Fallah: For someone who loves food, this was incredibly difficult. I have very few stand-out, memorable meals.
Tuna Tartare at Sky Sushi in El Dorado Hills, CA does stand out. My husband and I were out with our Sushi Lovers Meetup Group (hell yes, it is awesome). We arrived late. The couple across from us had ordered this dish and it arrived just after we were seated. After we ogled it, they let us try some. “We order it every time,” they said. Soon we understood why.
Finely chopped maguro (raw red) tuna blended with a mystery sauce. Served in a grapefruit-sized ball with sesame crackers. The plate was swirled with wasabi sauce, but we’ve decided it is unnecessary. We each took some on a cracker. The tuna just melted in my mouth. A savory, delicious blend of flavors: the rich, meaty tuna, definitely sesame oil, maybe green onion? Whatever is in that stuff, it is like crack.
We immediately ordered our own plate, trying not to stare at our companions as they finished theirs. It was definitely worth ordering. We could probably eat five plates of the stuff. I’ve tried the dish at a few other restaurants in the meantime, and no one blends it quite the same way. Sadly we don’t get to go out there much, but every time we go we know for certain that we’re ordering up some Tuna Tartare.
haemonic: This is hard for me because, as part of being a hundred-pound weakling, I don’t think about food. I don’t plan it, I don’t eat much of it, and I sure as heck don’t remember it. Still I would have to say that my favorite meal of all time is dim sum at Jockey Wok-and-Roll–don’t knock the name, it’s serious business inside. Shrimp wrapped in rice pancake, pork buns, and the perfect dessert: bean paste in mochi. They come around with the food in little carts, so you don’t even have to connect a name to a food–you just point and go “I’ll take one of -those-,” and keep doing that until everyone’s full. Most important, of course, is that dim sum is a large group activity, which much sharing and food-snatching.
Damn, now I’m hungry.
Jinxifer: Man, I’m Italian! Food is the center of EVERY good thing. Every *caring* thing, anyways! Insofar as it’s a handy symbol for love, and less ambiguous than words to same effect…
And though the finest dining is one of my reasons for living and I’m tempted to trot out some absolutely brilliantly crafted meals it has been my privilege to pay for the privilege of delighting in —
I’ve got to say the best meal I’ve ever had was Thanksgiving in July.
See, I’d been dating an older guy for a few months. And his first birthday since I’d known him was coming up. So — being Italian — naturally, I asked what his favorite meal was. So that I could make it for him.
I didn’t expect silence as the answer.

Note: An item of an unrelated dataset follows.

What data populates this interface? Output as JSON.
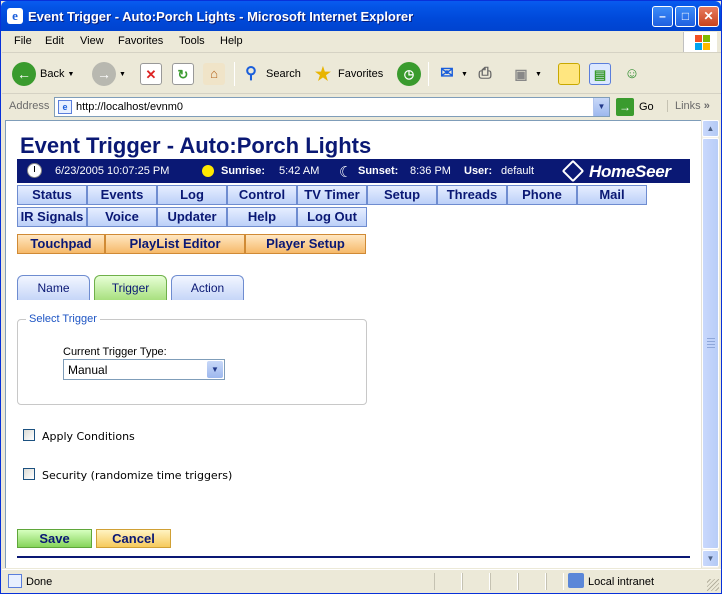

See (he eventually explained), after 16 years in the military, where food was just fuel (and that’s if you could get any), he was just completely flummoxed by re-realizing that a meal could be anything but an inconvenience.
For a week, he thought on this.
Then: “Thanksgiving dinner!” he announced, one night as I was drawing.
“What?” I said, spaced.
“You asked,” he said, as if there hadn’t been a seven-day gap between then and now.
“I’ve been thinking about what meals I loved, before I joined the military,” he continued. “And I keep coming back to the fact that there’s nothing as tasty, and comforting, and…peaceful, as a Thanksgiving dinner!”
I don’t think he thought I’d seriously do it. Because, by the next month, he seemed to have forgotten.
But I hadn’t. And, by God, I *did* it. (Ever try to track down a whole turkey in July? Or cranberry sauce?) In the end, there were five courses, four guests, and only one 11th-hour freakout, as I learned quick, the night before, that defrosting a massive icebrick of a pimply-ass bird in a tepid bathtub takes for ever.
He was so moved, he continues that tradition to this day.
Watching his eyes mist up at that surprise first feast in his honor, I remember thinking: THIS is the best of what food can do. THIS is the best meal, ever.
And so, to this day, for me, it remains!
Itanya: The best meal I have ever had was a few years ago at Timberline Lodge. My mother and her husband met me and my husband up there for Christmas dinner. The meal was amazing, It was venison and very tasty. It was also the last time I remember getting along with my mother.